ABOUT THIS EXERCISE: From the listing below, pull out every line where the string "icon" appears.

=== Section Start ===

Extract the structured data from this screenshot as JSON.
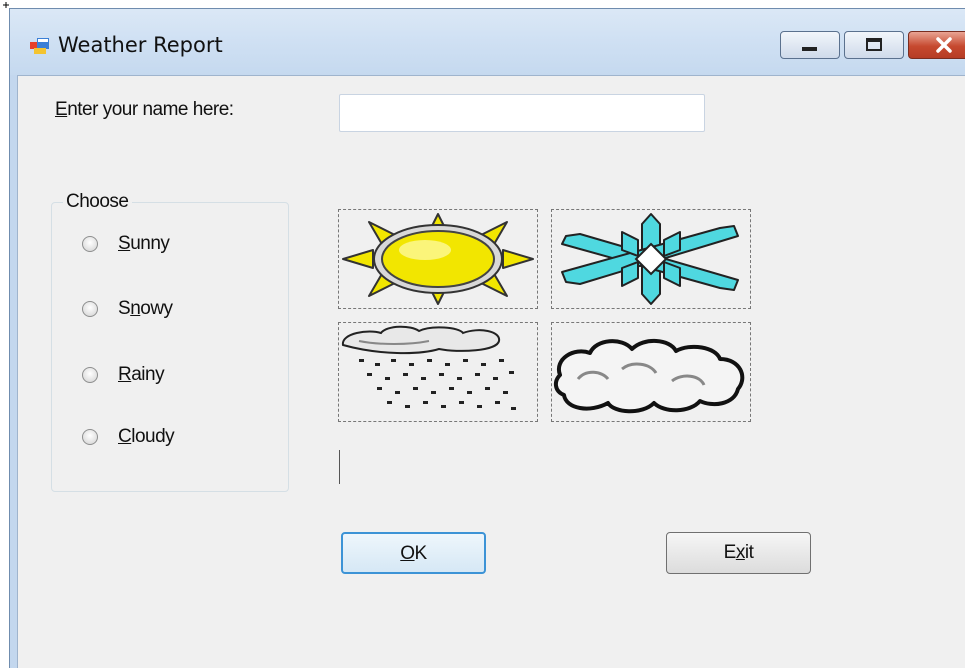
{
  "window": {
    "title": "Weather Report"
  },
  "form": {
    "name_label": "Enter your name here:",
    "name_label_access_key": "E",
    "name_label_rest": "nter your name here:",
    "name_value": "",
    "group_title": "Choose",
    "options": [
      {
        "label": "Sunny",
        "pre": "",
        "key": "S",
        "post": "unny",
        "checked": false
      },
      {
        "label": "Snowy",
        "pre": "S",
        "key": "n",
        "post": "owy",
        "checked": false
      },
      {
        "label": "Rainy",
        "pre": "",
        "key": "R",
        "post": "ainy",
        "checked": false
      },
      {
        "label": "Cloudy",
        "pre": "",
        "key": "C",
        "post": "loudy",
        "checked": false
      }
    ],
    "pictures": [
      {
        "icon": "sun-icon"
      },
      {
        "icon": "snowflake-icon"
      },
      {
        "icon": "rain-cloud-icon"
      },
      {
        "icon": "cloud-icon"
      }
    ],
    "result_label": "",
    "ok_button": {
      "pre": "",
      "key": "O",
      "post": "K"
    },
    "exit_button": {
      "pre": "E",
      "key": "x",
      "post": "it"
    }
  },
  "colors": {
    "sun": "#f2e600",
    "snow": "#4fd8e0",
    "focus_border": "#3c93d6",
    "close_button": "#c6492f"
  }
}
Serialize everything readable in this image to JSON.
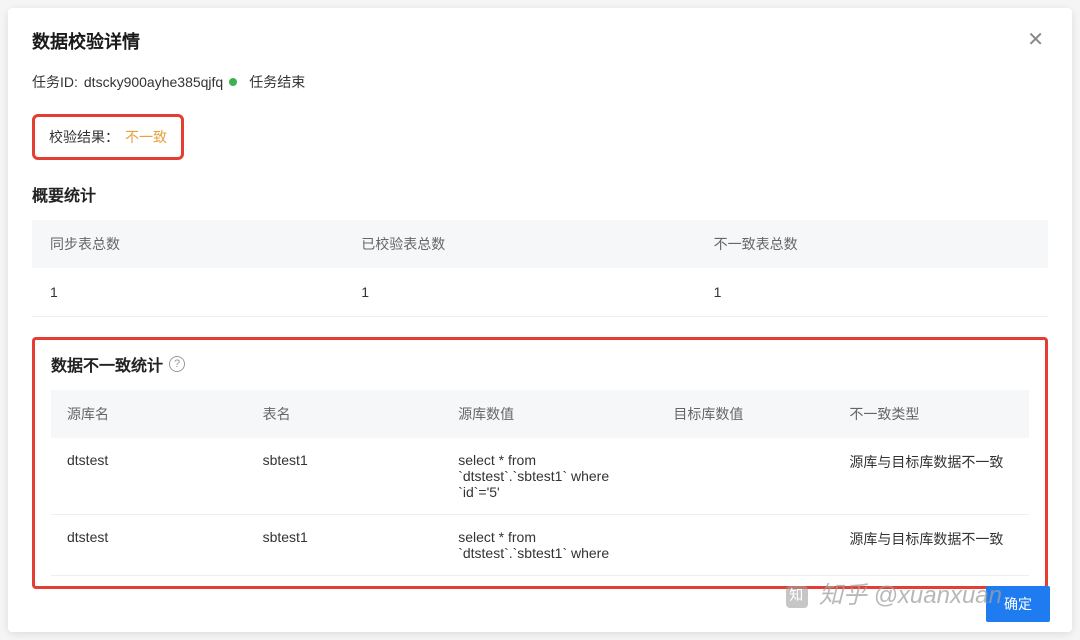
{
  "modal": {
    "title": "数据校验详情"
  },
  "task": {
    "id_label": "任务ID:",
    "id_value": "dtscky900ayhe385qjfq",
    "status": "任务结束"
  },
  "result": {
    "label": "校验结果：",
    "value": "不一致"
  },
  "summary": {
    "title": "概要统计",
    "headers": {
      "total_sync": "同步表总数",
      "total_checked": "已校验表总数",
      "total_inconsistent": "不一致表总数"
    },
    "values": {
      "total_sync": "1",
      "total_checked": "1",
      "total_inconsistent": "1"
    }
  },
  "inconsistent": {
    "title": "数据不一致统计",
    "headers": {
      "src_db": "源库名",
      "table": "表名",
      "src_val": "源库数值",
      "dst_val": "目标库数值",
      "type": "不一致类型"
    },
    "rows": [
      {
        "src_db": "dtstest",
        "table": "sbtest1",
        "src_val": "select * from `dtstest`.`sbtest1` where `id`='5'",
        "dst_val": "",
        "type": "源库与目标库数据不一致"
      },
      {
        "src_db": "dtstest",
        "table": "sbtest1",
        "src_val": "select * from `dtstest`.`sbtest1` where",
        "dst_val": "",
        "type": "源库与目标库数据不一致"
      }
    ]
  },
  "buttons": {
    "confirm": "确定"
  },
  "watermark": "知乎 @xuanxuan"
}
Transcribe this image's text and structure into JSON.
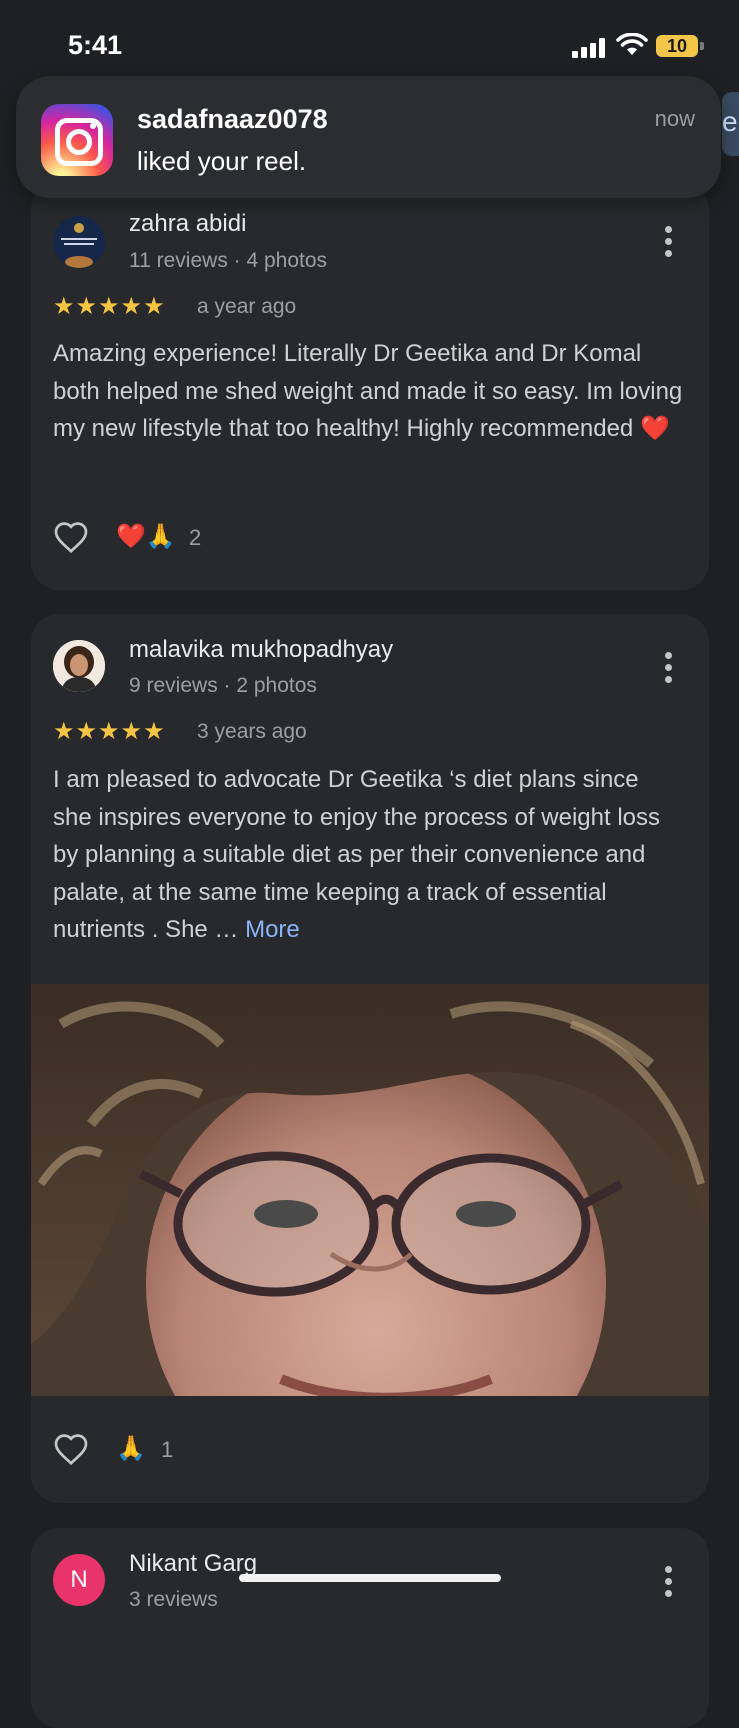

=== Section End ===

EXPECTED ANSWER:
        "icon": "sun-icon"
        "icon": "snowflake-icon"
        "icon": "rain-cloud-icon"
        "icon": "cloud-icon"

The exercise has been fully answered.